▸ REQUIRED WORK
Line count for the string "false": give the number of lines in the data below that contain it, and nothing more.

▸ LISTED RECORDS
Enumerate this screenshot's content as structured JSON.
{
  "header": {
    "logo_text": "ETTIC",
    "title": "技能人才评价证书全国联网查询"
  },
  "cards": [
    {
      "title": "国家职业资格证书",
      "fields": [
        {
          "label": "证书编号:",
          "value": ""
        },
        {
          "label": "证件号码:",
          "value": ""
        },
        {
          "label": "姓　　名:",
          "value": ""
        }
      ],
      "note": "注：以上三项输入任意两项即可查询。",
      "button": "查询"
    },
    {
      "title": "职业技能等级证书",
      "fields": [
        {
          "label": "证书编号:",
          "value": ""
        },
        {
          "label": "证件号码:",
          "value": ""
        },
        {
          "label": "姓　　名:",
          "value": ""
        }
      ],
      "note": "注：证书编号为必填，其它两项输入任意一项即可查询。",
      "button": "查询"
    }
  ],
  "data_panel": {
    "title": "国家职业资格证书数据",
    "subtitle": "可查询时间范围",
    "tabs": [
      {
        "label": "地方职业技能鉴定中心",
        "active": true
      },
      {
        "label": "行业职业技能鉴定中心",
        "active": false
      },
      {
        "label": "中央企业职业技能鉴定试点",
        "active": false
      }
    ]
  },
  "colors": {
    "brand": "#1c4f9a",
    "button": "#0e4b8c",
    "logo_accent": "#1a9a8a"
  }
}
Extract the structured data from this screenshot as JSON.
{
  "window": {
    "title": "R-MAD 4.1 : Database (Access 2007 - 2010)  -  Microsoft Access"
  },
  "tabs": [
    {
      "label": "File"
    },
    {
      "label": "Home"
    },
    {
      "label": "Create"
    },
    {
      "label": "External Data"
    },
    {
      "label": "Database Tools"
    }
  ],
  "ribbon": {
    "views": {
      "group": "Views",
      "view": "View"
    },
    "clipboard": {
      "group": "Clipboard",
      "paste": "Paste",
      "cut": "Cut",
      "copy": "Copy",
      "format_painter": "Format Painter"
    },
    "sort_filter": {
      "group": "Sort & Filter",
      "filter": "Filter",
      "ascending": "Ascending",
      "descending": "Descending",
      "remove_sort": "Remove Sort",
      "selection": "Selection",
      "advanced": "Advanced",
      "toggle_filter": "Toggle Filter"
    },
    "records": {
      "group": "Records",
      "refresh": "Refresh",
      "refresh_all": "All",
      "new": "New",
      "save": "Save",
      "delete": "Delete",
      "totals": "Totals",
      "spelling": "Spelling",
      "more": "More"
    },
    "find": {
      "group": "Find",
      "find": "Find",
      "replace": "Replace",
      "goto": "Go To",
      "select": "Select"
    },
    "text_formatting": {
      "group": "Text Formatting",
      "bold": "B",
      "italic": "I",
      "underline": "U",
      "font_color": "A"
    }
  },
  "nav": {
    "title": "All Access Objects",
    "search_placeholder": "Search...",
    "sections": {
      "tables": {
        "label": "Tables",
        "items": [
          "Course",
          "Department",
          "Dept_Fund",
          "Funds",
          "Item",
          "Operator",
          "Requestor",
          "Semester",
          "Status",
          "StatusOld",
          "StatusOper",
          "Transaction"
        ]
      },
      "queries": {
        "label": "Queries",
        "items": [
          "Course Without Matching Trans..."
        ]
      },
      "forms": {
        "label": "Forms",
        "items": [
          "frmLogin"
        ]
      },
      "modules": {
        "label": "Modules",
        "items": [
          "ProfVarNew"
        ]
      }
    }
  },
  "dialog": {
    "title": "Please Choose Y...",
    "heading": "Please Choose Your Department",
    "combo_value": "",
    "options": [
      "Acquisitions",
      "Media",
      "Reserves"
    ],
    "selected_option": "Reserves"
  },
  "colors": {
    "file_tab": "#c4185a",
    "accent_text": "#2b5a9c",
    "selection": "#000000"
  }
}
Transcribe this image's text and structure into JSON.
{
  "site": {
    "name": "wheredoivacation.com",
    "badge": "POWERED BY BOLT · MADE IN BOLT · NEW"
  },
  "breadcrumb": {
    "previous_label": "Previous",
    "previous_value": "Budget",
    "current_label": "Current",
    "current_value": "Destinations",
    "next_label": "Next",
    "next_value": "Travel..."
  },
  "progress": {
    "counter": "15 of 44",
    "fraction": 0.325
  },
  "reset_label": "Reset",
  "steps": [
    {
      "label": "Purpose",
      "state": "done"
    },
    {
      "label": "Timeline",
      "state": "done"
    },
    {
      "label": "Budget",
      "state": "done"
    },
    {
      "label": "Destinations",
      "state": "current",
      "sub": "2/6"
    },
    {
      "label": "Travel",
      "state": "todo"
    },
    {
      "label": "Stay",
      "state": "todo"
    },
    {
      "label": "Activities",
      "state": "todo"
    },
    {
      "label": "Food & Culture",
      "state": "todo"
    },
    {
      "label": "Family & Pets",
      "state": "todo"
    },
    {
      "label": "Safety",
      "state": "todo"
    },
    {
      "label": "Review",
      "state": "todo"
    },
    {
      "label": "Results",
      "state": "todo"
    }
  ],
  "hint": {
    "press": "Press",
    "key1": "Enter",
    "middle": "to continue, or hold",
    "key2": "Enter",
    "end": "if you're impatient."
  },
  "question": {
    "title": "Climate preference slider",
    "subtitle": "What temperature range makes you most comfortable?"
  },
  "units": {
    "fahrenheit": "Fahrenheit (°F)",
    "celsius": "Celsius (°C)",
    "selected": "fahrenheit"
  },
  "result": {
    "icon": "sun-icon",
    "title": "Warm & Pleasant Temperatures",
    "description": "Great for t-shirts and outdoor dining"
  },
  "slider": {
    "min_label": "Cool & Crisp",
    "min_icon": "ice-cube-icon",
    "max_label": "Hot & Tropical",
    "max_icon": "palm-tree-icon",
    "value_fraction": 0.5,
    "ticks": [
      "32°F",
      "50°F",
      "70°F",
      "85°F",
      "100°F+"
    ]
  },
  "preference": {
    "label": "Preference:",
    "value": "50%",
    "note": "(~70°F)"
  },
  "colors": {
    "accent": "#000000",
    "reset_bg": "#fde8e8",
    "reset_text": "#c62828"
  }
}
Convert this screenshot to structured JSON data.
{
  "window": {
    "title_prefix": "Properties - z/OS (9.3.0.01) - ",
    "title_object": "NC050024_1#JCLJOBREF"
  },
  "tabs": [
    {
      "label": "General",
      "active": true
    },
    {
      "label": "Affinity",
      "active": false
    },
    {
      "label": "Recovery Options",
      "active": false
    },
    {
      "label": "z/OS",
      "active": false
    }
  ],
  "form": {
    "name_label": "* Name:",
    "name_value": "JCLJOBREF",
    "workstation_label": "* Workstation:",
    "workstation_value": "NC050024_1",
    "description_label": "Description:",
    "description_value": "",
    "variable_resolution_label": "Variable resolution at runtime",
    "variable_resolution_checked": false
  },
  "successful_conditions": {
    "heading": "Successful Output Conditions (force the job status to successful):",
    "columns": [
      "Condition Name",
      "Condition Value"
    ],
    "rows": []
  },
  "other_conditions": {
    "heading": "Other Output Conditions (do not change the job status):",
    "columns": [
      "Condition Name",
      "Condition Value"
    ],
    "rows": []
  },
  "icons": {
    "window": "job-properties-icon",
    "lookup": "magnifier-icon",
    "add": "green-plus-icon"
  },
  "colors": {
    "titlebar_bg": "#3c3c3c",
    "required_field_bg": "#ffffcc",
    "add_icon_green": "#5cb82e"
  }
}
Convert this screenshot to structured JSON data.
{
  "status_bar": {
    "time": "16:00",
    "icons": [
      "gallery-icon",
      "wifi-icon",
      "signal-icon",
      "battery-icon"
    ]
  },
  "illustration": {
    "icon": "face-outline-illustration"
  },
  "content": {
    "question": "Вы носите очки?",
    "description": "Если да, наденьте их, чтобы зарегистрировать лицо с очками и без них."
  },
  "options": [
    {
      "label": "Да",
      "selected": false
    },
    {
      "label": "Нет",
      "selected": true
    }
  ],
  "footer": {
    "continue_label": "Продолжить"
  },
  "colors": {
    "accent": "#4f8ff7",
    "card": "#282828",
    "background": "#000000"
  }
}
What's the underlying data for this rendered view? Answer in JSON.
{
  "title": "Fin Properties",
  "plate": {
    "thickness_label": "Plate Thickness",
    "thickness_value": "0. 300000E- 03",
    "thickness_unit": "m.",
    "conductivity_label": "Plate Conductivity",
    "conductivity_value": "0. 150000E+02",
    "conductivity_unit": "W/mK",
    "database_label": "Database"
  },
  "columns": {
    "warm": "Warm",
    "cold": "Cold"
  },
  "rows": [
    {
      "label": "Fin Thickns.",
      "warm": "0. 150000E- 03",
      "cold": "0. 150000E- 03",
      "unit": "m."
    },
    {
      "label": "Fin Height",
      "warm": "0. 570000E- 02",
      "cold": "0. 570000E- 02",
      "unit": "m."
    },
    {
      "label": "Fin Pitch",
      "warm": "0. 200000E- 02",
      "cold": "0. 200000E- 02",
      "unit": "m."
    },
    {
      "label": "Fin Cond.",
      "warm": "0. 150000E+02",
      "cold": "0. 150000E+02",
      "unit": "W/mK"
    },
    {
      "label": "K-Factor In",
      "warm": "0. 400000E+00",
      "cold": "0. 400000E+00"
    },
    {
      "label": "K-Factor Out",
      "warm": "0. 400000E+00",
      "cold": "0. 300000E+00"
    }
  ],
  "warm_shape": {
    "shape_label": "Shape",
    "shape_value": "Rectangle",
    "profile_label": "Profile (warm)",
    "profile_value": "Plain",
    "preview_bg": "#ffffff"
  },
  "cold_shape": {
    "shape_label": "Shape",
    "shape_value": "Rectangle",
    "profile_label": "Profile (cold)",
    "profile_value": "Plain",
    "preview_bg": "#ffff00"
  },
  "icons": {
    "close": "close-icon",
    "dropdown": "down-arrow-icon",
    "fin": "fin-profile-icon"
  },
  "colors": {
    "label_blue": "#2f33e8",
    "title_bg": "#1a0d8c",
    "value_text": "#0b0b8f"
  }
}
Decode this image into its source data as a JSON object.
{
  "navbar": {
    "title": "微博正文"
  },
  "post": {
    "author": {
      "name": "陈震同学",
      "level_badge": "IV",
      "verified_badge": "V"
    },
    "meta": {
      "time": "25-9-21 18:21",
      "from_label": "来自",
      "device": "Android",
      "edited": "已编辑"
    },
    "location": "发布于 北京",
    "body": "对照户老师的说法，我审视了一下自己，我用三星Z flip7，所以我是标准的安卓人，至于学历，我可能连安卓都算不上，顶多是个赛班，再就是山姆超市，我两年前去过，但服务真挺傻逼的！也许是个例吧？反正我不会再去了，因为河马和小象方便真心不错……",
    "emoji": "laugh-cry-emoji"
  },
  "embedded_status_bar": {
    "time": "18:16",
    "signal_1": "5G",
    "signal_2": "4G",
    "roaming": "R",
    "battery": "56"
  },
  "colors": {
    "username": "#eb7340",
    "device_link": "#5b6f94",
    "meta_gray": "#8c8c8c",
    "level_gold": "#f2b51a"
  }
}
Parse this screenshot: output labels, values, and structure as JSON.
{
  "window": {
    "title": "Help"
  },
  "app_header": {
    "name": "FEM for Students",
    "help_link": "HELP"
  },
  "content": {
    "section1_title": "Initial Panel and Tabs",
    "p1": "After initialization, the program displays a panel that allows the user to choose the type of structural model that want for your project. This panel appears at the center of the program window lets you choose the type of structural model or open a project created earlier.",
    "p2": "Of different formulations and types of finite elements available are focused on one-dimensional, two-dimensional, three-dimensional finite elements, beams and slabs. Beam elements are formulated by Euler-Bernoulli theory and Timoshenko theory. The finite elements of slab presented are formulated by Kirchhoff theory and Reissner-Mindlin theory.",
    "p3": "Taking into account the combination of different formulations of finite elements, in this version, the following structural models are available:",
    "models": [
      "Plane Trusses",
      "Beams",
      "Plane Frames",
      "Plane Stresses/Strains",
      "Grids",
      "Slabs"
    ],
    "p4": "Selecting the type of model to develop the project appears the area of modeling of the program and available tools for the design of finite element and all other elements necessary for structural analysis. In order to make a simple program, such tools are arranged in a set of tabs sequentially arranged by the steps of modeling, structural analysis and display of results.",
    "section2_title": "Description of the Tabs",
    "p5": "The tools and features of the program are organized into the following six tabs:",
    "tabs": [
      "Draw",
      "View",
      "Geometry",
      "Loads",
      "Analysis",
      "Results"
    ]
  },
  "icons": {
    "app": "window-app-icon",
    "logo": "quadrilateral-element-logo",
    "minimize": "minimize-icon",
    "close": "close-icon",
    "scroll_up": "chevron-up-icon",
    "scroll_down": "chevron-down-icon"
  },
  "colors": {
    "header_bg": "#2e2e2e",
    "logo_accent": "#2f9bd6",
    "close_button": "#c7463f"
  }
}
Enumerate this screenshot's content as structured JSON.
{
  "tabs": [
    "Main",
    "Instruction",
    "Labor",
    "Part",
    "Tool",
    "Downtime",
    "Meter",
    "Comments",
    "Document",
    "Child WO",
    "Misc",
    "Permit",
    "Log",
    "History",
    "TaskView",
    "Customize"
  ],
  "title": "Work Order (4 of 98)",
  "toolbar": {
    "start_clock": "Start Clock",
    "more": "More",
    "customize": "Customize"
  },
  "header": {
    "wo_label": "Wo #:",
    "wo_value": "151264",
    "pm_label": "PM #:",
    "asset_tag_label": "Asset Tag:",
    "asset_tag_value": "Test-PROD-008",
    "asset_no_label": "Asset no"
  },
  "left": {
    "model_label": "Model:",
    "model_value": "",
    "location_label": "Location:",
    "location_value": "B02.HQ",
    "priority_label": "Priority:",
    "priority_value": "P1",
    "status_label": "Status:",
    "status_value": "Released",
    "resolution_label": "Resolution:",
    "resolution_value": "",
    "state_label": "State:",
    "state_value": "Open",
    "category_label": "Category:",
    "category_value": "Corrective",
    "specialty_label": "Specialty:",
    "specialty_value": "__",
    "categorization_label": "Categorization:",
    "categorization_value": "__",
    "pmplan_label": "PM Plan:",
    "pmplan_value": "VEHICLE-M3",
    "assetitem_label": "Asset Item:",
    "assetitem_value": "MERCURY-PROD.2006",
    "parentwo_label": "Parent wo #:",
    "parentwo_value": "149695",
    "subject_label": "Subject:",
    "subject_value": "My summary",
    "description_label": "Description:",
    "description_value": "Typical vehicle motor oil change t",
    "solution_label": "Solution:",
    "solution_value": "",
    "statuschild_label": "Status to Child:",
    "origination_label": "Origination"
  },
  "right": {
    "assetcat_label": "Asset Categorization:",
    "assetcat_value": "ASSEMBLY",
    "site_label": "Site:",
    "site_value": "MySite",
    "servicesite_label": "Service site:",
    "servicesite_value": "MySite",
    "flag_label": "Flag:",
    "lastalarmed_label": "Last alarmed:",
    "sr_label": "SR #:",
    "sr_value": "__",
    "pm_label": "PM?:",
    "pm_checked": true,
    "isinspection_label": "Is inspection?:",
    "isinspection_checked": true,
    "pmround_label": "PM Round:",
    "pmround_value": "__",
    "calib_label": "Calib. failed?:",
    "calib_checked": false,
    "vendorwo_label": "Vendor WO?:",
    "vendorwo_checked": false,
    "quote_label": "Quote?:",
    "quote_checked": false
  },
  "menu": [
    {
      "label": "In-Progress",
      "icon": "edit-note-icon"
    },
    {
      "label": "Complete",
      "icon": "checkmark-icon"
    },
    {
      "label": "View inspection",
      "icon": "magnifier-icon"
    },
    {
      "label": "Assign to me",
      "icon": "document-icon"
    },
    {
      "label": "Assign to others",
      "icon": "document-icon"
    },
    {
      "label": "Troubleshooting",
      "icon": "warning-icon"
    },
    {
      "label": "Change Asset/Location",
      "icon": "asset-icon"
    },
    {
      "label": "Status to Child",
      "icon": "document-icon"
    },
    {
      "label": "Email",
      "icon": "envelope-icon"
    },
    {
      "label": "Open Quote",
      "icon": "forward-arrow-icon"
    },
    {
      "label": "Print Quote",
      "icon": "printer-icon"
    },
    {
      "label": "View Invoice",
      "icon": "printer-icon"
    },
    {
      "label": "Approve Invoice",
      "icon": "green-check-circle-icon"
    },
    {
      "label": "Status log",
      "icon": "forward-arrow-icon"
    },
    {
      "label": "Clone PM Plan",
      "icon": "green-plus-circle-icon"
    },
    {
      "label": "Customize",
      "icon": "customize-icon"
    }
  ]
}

▸ RESPONSE
10